This means building and testing several prototypes to check the components’ resistance to EMI. This is a time-consuming process, one that costs manufacturers billions of dollars.
To solve this issue and to enable agile processes in hardware, Dipanjan and his team have been dabbling in data analytics and machine learning. Their software product provides a system-level simulations for automobile designers to catch EMI and EMC issues early on in the design cycle. In the process, it also offers clues on how to resolve them.
“It’s a very unique startup,” says Dorasawmy, explaining how their solution is a “confluence of physics, electrical engineering, mathematics, and learning-based systems.”
The Bosch validation
Simyog Technologies made waves earlier this year, when Robert Bosch Engineering and Business Solutions (RBEI) chose the company to make its first India venture investment. The fundraise saw Dipanjan’s startup secure Rs 6.3 crore from RBEI, along with participation from Doraswamy’s Ideaspring Capital.
The aim at the time was to utilise the funds to expand Simyog’s product offering.
It was a milestone for the deep tech startup, but it wasn’t the beginning of the Bosch and Simyog partnership. Their association goes way back, when Dipanjan was heading a particular research at IISc and the German tech giant had decided to fund it because of the relevance of the problem.
“Dipanjan was able to come up with algorithms to solve that problem and that is how Simyog emerged,” says Doraswamy, recalling how it all began.

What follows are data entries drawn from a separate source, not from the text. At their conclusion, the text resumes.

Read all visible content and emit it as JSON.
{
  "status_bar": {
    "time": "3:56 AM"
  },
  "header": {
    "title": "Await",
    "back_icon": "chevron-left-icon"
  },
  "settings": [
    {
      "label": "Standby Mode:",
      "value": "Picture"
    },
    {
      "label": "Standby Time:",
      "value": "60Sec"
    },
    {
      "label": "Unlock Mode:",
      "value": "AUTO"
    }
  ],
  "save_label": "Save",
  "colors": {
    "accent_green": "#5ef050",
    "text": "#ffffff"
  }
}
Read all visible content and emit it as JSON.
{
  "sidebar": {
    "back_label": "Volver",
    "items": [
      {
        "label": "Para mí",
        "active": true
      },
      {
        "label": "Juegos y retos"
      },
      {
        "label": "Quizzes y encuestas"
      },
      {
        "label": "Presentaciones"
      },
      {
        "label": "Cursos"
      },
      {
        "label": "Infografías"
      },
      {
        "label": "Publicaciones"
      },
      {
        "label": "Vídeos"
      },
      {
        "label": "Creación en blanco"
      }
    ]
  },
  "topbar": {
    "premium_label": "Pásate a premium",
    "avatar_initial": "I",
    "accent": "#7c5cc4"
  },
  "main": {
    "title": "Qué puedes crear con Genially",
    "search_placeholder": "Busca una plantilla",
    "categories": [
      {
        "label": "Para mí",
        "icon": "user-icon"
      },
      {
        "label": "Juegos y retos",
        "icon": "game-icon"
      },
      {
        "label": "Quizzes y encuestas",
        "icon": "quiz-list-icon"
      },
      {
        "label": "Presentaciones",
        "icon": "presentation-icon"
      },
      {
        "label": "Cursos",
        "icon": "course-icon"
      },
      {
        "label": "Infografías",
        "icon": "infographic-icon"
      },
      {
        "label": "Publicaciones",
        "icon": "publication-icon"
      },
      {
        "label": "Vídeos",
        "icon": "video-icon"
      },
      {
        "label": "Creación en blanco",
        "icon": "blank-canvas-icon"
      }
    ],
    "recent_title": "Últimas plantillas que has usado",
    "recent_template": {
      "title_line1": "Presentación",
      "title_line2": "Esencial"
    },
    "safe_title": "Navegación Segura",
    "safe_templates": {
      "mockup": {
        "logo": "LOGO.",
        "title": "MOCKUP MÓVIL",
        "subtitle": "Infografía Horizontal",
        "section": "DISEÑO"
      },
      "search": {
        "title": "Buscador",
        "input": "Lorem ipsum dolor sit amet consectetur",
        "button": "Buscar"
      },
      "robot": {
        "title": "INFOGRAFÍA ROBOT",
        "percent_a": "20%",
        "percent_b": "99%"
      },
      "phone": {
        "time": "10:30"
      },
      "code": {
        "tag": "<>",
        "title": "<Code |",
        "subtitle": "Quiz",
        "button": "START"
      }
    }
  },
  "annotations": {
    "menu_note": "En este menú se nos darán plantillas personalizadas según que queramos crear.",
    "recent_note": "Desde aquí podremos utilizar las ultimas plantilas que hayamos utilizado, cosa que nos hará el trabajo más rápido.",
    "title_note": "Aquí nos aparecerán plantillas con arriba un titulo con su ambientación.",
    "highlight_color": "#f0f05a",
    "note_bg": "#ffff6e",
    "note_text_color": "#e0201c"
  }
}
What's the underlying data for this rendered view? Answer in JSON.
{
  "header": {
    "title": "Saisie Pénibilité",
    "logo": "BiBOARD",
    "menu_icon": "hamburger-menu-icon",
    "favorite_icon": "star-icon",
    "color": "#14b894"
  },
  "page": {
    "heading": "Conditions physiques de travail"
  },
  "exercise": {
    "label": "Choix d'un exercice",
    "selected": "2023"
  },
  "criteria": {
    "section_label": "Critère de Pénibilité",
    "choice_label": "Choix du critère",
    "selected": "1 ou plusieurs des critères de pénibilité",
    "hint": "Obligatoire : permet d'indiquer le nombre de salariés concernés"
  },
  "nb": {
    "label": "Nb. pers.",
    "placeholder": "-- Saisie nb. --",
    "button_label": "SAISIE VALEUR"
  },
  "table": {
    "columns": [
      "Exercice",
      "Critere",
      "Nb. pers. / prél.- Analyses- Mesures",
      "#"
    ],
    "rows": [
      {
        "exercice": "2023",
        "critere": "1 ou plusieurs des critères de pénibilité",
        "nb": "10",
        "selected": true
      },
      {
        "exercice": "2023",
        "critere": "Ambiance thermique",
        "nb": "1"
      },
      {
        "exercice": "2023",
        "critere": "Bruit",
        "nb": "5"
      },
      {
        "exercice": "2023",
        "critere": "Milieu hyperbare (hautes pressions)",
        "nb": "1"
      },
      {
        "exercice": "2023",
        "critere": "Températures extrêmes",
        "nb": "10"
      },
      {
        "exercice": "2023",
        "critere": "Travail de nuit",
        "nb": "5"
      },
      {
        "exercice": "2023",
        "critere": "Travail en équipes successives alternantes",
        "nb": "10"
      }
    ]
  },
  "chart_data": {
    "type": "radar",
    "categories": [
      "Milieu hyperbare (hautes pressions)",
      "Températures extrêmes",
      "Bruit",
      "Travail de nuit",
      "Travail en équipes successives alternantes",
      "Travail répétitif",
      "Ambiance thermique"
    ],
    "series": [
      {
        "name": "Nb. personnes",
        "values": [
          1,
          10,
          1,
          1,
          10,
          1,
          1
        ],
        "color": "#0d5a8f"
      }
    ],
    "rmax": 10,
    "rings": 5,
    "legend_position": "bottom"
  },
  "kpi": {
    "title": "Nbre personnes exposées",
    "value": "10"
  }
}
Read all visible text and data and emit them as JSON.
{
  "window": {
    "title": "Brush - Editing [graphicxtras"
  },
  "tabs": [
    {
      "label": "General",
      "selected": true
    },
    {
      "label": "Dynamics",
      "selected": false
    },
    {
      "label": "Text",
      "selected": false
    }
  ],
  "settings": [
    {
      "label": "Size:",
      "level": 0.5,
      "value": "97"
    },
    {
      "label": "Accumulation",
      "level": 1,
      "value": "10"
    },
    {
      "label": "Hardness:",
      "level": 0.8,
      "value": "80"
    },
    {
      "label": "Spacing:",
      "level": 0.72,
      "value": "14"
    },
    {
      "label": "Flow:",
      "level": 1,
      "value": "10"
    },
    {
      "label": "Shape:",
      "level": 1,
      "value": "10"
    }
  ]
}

For Ideapsring Capital, however, a major impetus to invest in the startup was Dipanjan’s entrepreneurial background. Although he was a professor, the Simyog Founder had some experience in the startup ecosystem; he had made a successful exit from his previous startup in the US.
“Dipanjan’s intention was to build a much larger startup, based out of India, and take something vital to the market,” says Doraswamy, “and that excited us.”
Fewer customers, but deeper engagement
Since Simyog’s offering is a deep technical product, Doraswami says its customers would be very focused, engineering companies where the volumes would be fairly large. This might translate into fewer customers, but deeper engagements.
“The space that Simyog is in can be broadly categorised as Electronic Design Automation (EDA),” Doraswami explains.
With automobile design evolving and the industry rapidly taking shape, electronics will come into play in a major way. In the face of these projections, the Ideaspring Founder feels that Simyog, with its highly qualified team and strong research background, is going to become a company to reckon with in the EDA space.
This means more partnerships prospects for the EDA startup and also inspiration for other professors and research students to turn their attention to the deep tech space.
Once that happens, India could be in a position to truly become a “pioneer in deep tech innovation”.
Concept: Tenzin Pema
Director: Aditya Gowtham
Camera: Rukmangada Raja
Editor: Anand Prasad
Writer: Sutrishna Ghosh
Content Editor: Teja Lele Desai